Vividly I recall my relatives' spartan home in Ra'anana, nestled among fragrant orange groves. Our Israeli cousins took us to a neighbor to witness a rare marvel -- a refrigerator -- signaling that the pioneers indeed were taking root.
Vividly I recall riding buses with wooden seats, crammed among passengers carting live chickens, jabbering in Hebrew, to chickens, to children, to anyone within earshot.
On our trip to the Negev, vividly I recall my relatives' amazement when we visited Sde Boker and waved to the kibbutz's most prominent member, Prime Minister David Ben Gurion, just as he was leaving.
Now Israel is 70. The pioneers and founders mostly are gone.
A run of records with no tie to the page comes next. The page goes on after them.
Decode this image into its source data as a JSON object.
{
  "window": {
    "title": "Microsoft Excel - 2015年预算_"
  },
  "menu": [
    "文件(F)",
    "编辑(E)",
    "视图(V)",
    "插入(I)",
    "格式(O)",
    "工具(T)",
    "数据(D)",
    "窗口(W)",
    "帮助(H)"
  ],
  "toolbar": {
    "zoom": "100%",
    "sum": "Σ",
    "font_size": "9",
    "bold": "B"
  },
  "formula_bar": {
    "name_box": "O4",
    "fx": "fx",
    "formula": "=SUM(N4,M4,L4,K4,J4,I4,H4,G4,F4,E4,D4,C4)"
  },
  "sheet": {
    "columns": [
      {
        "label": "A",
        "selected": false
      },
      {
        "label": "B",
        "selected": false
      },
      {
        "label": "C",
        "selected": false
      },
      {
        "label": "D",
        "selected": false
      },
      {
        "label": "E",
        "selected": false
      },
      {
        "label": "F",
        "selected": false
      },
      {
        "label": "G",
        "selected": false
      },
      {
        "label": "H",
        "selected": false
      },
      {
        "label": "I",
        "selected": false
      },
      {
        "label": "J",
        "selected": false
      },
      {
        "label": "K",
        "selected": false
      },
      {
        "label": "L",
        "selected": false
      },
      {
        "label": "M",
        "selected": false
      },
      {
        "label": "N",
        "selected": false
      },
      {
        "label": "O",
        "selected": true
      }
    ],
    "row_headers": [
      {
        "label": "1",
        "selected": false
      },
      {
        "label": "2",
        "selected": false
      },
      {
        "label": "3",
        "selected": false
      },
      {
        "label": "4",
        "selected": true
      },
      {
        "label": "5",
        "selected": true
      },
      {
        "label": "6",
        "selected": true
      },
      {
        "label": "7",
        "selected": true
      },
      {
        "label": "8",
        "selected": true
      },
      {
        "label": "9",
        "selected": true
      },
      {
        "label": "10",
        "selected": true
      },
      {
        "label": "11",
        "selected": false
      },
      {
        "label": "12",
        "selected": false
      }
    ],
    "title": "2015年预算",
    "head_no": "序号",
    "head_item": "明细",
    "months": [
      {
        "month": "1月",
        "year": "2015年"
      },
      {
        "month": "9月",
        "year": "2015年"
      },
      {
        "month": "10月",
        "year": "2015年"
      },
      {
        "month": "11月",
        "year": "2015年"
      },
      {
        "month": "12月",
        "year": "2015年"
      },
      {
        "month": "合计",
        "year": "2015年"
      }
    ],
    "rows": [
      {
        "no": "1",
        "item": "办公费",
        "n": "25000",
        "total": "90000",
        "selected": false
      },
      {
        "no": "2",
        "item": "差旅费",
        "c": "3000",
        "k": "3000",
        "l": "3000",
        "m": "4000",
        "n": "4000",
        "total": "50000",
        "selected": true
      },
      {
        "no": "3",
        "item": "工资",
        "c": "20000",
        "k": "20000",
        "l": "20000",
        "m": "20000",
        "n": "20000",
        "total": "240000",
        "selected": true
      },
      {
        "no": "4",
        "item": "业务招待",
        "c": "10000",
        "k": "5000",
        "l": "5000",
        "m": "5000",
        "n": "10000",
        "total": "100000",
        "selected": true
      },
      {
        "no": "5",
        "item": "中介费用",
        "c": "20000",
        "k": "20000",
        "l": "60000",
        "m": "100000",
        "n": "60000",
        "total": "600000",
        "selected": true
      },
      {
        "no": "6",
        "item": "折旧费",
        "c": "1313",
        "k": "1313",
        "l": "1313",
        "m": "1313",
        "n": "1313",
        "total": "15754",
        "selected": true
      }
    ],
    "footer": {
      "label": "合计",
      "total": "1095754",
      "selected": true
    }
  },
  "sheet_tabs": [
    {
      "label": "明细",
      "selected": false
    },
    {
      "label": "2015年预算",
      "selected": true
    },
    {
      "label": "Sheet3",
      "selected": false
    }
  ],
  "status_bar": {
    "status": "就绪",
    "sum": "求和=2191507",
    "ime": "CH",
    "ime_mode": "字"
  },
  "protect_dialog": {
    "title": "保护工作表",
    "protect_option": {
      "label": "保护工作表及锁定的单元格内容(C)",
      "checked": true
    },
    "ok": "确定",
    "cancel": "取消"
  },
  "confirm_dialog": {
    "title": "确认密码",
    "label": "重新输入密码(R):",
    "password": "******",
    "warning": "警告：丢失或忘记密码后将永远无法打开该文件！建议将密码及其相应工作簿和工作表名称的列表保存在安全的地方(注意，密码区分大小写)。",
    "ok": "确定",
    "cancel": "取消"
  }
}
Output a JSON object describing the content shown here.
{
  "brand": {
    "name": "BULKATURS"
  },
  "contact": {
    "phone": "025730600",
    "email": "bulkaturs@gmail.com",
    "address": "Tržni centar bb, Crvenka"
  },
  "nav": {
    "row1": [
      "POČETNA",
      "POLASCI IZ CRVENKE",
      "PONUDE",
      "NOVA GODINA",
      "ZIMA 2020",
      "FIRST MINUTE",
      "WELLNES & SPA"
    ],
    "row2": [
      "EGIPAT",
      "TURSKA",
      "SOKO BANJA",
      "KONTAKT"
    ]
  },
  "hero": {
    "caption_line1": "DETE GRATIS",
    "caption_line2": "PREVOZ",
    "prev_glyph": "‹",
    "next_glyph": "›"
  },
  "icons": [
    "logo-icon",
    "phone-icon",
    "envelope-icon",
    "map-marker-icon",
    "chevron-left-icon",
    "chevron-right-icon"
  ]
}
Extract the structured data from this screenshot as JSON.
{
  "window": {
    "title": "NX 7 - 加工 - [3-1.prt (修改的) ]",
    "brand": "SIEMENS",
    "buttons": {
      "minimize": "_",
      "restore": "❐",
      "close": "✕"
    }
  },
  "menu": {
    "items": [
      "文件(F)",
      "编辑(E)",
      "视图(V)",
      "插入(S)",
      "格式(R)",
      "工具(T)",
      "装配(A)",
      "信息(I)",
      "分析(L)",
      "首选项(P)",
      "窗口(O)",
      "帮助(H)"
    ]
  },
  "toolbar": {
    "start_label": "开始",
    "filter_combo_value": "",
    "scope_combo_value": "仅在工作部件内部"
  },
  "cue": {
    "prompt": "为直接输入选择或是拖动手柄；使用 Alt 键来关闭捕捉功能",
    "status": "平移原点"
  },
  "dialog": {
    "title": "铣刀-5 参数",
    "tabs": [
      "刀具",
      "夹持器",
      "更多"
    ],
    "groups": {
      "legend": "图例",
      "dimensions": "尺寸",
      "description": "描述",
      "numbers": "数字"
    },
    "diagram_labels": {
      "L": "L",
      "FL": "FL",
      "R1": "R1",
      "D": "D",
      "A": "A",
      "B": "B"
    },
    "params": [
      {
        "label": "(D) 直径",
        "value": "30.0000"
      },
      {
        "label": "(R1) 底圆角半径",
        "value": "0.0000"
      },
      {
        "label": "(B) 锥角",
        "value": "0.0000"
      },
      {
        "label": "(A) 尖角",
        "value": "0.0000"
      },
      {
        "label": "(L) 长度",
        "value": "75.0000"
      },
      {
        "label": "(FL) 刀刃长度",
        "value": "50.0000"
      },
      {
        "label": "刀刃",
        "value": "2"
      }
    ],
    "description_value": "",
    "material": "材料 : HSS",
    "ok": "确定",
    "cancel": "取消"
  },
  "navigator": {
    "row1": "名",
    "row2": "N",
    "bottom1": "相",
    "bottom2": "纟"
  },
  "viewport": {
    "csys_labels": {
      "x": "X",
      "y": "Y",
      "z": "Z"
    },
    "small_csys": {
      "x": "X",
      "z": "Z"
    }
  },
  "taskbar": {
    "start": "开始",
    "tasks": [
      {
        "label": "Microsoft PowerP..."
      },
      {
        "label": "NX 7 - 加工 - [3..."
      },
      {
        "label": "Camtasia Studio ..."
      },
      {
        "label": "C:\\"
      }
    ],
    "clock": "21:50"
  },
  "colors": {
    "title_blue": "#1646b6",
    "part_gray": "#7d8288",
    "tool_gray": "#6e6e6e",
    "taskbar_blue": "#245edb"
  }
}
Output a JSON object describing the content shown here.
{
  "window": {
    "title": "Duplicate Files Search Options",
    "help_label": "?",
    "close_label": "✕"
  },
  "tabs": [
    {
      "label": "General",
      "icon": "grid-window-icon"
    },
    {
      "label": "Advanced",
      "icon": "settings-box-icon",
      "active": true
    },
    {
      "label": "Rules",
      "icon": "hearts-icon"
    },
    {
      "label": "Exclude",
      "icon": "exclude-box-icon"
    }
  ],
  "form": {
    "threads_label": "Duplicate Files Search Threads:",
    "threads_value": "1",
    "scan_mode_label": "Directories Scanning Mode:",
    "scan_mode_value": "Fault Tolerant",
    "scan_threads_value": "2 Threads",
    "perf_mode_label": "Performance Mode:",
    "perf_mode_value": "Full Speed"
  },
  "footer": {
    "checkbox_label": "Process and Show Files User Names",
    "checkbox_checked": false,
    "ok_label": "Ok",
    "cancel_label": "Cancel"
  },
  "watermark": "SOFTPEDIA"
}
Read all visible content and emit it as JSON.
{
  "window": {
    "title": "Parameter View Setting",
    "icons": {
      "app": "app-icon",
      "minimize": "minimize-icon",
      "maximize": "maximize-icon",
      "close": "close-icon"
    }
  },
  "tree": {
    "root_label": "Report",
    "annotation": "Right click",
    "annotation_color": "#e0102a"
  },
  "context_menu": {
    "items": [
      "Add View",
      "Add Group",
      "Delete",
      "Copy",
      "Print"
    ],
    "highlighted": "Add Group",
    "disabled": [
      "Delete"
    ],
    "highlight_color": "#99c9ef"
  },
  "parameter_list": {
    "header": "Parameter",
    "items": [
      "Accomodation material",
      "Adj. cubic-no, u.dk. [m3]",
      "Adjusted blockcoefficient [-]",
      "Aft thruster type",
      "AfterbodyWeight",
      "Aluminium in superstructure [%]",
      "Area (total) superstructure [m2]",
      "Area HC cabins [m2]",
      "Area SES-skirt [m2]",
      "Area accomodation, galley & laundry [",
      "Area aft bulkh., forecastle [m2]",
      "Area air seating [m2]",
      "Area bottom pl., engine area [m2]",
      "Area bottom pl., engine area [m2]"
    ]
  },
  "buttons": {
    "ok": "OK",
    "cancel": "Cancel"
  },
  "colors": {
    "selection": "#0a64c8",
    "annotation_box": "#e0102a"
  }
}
We Baby Boomers are the youngest people with vivid memories of Israel's early days.
Fading, too, is comprehension of Israel's historical imperative.
When Siren voices lure young Jews with a far-left call, casting Israel as pariah, I bristle at the irony and vividly recall the righteous purpose of Jewish self-determination, which my generation learned at the bosom of relatives and family friends. They experienced pogroms, survived genocide, fought tsunamis of anti-Semitism, and, through individual and collective effort, put the Jewish people on a different footing.
Israel's errors and sins could be forgiven, for we had witnessed the end of Jewish exile. Israel, with the help of Jews in America, had rescued millions of refugees. In Israel they started a new life, and built one of the world's most dynamic, innovative, and progressive societies. If that wasn't justice, what was?
Despite her travails, and barring, God forbid, any cataclysm, Israel will celebrate her 80th anniversary of independence, and many more beyond that.
We celebrate her independence for the very reason that Israel is no dream, but rather a thriving nation inhabited by a vibrant, diverse ingathering of people -- Jews and non-Jews -- who call her home.
All things considered, the state of the Jewish people will continue to vindicate her righteous purpose for many decades to come.
Aaron B. Cohen is JUF Senior Communications Advisor.